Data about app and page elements
________________
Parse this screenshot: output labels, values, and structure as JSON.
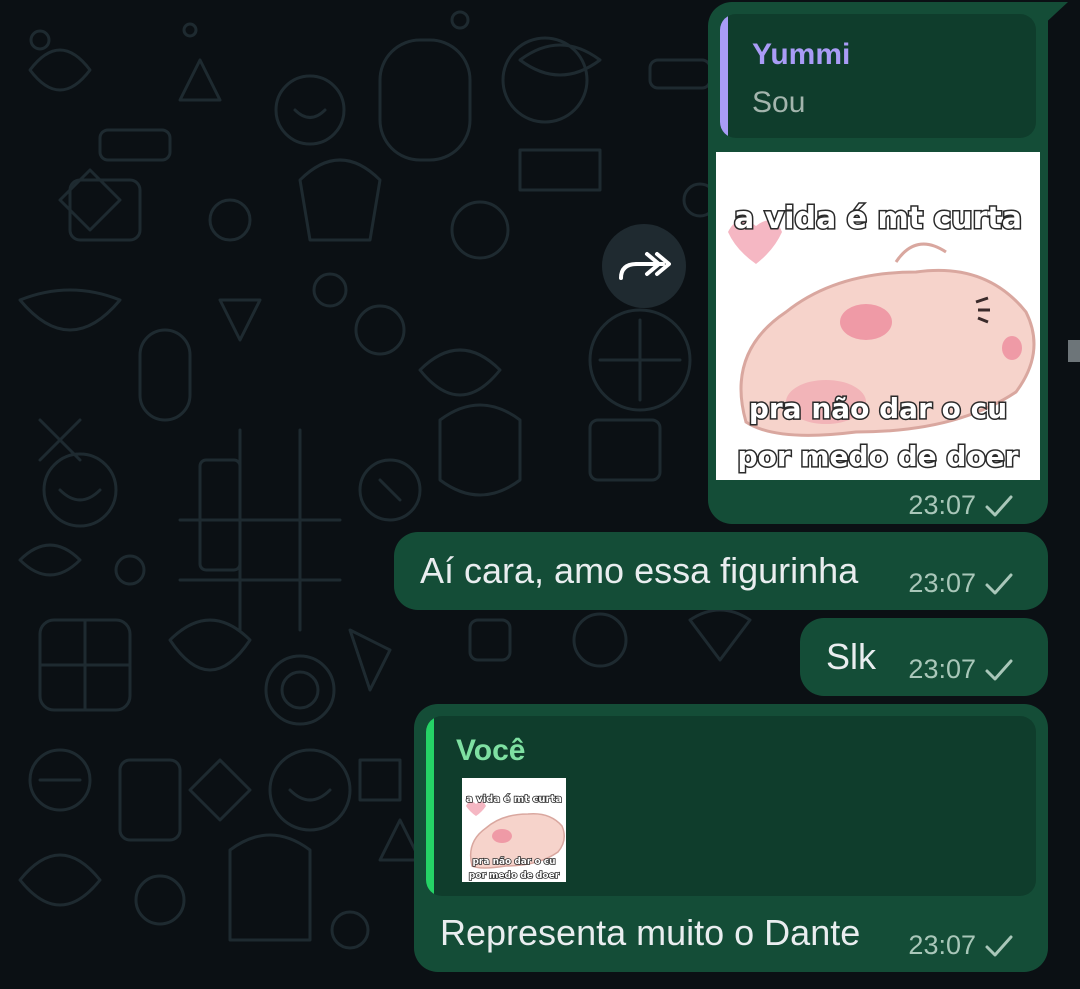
{
  "colors": {
    "bubble_out": "#144d37",
    "quote_bg": "#0f3d2c",
    "yummi_accent": "#a99cf6",
    "voce_accent": "#25d366",
    "voce_name": "#7ee0a2"
  },
  "forward_button": {
    "icon": "forward-arrows-icon"
  },
  "messages": [
    {
      "reply": {
        "author": "Yummi",
        "text": "Sou"
      },
      "sticker": {
        "line1": "a vida é mt curta",
        "line2": "pra não dar o cu",
        "line3": "por medo de doer"
      },
      "time": "23:07",
      "status_icon": "single-check-icon"
    },
    {
      "text": "Aí cara, amo essa figurinha",
      "time": "23:07",
      "status_icon": "single-check-icon"
    },
    {
      "text": "Slk",
      "time": "23:07",
      "status_icon": "single-check-icon"
    },
    {
      "reply": {
        "author": "Você",
        "sticker_thumb": {
          "line1": "a vida é mt curta",
          "line2": "pra não dar o cu",
          "line3": "por medo de doer"
        }
      },
      "text": "Representa muito o Dante",
      "time": "23:07",
      "status_icon": "single-check-icon"
    }
  ]
}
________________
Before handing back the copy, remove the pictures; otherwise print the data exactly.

- _RESPONSE TO THIS EXERCISE_
Parse this screenshot: output labels, values, and structure as JSON.
{
  "colors": {
    "bubble_out": "#144d37",
    "quote_bg": "#0f3d2c",
    "yummi_accent": "#a99cf6",
    "voce_accent": "#25d366",
    "voce_name": "#7ee0a2"
  },
  "forward_button": {
    "icon": "forward-arrows-icon"
  },
  "messages": [
    {
      "reply": {
        "author": "Yummi",
        "text": "Sou"
      },
      "sticker": {
        "line1": "a vida é mt curta",
        "line2": "pra não dar o cu",
        "line3": "por medo de doer"
      },
      "time": "23:07",
      "status_icon": "single-check-icon"
    },
    {
      "text": "Aí cara, amo essa figurinha",
      "time": "23:07",
      "status_icon": "single-check-icon"
    },
    {
      "text": "Slk",
      "time": "23:07",
      "status_icon": "single-check-icon"
    },
    {
      "reply": {
        "author": "Você",
        "sticker_thumb": {
          "line1": "a vida é mt curta",
          "line2": "pra não dar o cu",
          "line3": "por medo de doer"
        }
      },
      "text": "Representa muito o Dante",
      "time": "23:07",
      "status_icon": "single-check-icon"
    }
  ]
}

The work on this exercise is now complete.